§ What the task asks
Copy all lines below containing "Output".

Data about app and page elements:

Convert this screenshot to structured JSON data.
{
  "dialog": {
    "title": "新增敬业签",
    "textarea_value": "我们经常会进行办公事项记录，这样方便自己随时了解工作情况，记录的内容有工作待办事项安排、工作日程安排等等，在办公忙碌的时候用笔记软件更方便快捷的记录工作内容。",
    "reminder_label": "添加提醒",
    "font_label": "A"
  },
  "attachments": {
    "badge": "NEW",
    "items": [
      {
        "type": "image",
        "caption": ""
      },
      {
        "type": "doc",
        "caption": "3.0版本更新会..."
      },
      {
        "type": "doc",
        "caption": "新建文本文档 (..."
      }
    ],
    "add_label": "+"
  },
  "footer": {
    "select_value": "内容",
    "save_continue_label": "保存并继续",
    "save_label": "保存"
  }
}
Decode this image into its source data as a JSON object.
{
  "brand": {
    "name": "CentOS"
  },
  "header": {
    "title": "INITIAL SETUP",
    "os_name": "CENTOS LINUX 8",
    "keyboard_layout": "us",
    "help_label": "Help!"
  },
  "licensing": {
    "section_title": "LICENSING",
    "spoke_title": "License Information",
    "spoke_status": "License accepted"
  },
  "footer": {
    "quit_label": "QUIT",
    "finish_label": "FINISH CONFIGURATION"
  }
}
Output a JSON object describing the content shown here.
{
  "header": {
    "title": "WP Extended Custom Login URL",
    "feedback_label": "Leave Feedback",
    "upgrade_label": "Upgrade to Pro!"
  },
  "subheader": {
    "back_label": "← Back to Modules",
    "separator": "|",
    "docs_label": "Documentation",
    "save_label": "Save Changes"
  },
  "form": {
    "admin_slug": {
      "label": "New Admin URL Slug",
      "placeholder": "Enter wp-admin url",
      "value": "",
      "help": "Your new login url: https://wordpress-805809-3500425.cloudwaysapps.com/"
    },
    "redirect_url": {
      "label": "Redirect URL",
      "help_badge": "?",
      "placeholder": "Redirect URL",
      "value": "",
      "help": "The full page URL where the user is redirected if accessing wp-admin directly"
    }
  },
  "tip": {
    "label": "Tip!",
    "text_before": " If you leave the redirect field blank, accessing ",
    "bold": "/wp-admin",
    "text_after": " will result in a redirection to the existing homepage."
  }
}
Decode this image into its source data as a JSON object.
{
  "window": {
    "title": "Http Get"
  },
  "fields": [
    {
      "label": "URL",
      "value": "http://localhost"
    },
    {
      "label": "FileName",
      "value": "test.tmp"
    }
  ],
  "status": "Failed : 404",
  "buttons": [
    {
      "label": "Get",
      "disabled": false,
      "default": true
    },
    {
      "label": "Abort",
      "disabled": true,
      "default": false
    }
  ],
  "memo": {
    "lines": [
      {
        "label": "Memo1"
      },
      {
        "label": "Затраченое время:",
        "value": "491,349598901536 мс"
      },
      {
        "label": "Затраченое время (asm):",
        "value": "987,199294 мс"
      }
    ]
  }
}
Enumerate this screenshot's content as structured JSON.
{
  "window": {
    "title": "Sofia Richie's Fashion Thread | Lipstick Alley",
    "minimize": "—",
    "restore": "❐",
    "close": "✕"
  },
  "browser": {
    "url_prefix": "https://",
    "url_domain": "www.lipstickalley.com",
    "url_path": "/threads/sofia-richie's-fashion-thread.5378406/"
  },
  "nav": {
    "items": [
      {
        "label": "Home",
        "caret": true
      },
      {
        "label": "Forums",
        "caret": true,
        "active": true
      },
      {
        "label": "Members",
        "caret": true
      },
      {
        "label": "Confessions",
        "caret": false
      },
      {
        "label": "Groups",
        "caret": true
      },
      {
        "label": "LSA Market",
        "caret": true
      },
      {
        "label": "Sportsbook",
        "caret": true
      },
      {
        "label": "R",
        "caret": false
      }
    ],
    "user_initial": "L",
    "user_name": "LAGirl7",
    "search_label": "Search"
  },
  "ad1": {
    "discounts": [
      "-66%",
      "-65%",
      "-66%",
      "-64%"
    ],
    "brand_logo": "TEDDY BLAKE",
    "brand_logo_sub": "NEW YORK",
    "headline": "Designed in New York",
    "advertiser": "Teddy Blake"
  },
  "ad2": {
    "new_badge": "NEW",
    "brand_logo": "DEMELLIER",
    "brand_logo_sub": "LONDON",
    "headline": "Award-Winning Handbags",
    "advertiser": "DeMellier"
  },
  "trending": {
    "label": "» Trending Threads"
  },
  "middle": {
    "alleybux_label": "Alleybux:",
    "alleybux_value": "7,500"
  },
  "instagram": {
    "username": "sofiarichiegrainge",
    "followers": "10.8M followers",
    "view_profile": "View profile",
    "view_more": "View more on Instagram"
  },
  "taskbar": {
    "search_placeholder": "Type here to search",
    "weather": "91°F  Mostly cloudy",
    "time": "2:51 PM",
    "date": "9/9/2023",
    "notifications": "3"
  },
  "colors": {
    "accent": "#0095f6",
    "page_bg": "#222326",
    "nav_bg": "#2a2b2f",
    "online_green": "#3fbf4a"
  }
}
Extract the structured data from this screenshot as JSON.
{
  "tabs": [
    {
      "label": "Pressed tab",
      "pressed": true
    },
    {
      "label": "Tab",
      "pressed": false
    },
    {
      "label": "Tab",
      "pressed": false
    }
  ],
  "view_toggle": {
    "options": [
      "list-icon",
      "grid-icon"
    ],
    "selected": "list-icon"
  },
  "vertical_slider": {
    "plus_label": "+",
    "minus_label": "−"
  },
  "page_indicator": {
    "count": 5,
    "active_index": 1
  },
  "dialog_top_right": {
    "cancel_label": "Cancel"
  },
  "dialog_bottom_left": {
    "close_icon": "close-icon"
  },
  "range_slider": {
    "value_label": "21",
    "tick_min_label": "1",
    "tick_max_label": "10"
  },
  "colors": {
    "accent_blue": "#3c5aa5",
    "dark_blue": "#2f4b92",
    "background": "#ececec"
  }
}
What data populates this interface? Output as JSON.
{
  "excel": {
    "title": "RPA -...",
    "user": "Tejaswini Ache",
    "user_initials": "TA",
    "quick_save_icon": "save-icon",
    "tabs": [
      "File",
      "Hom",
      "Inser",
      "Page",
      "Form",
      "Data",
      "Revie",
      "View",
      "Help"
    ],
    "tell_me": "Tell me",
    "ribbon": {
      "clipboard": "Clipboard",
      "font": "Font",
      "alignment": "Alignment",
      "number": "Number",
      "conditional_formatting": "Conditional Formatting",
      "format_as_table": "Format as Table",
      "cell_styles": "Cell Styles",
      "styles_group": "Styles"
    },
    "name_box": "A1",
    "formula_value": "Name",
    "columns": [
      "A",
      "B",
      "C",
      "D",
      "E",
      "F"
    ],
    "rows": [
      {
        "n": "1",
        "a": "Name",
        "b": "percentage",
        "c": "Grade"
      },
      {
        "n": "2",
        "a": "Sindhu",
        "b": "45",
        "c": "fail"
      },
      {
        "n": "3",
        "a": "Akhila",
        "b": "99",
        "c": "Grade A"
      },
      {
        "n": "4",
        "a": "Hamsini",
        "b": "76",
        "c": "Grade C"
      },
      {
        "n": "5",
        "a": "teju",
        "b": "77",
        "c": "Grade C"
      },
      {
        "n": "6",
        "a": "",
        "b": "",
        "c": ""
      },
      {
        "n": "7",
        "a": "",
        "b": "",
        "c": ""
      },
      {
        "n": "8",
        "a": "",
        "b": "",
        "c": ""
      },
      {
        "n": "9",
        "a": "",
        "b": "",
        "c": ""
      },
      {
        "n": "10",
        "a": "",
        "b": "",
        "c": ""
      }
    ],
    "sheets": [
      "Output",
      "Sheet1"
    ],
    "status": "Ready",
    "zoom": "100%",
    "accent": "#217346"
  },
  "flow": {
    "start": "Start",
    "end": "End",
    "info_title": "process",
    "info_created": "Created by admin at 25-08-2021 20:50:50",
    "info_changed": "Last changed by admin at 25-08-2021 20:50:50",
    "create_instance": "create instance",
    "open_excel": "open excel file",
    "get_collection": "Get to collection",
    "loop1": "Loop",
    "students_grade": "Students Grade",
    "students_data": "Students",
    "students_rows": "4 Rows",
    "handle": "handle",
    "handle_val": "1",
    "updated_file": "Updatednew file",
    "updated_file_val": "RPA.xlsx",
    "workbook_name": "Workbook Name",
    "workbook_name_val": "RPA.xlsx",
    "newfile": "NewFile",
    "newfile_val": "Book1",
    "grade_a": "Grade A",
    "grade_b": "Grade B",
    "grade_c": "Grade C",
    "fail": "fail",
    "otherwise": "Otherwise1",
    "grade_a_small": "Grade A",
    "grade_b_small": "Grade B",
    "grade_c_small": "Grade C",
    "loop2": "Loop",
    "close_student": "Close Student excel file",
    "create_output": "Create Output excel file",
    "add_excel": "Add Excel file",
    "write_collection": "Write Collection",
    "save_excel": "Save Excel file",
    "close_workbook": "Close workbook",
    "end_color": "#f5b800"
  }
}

§ Reply to the exercise
Output a JSON object describing the content shown here.
What data populates this interface? Output as JSON.
      "Output",
    "create_output": "Create Output excel file",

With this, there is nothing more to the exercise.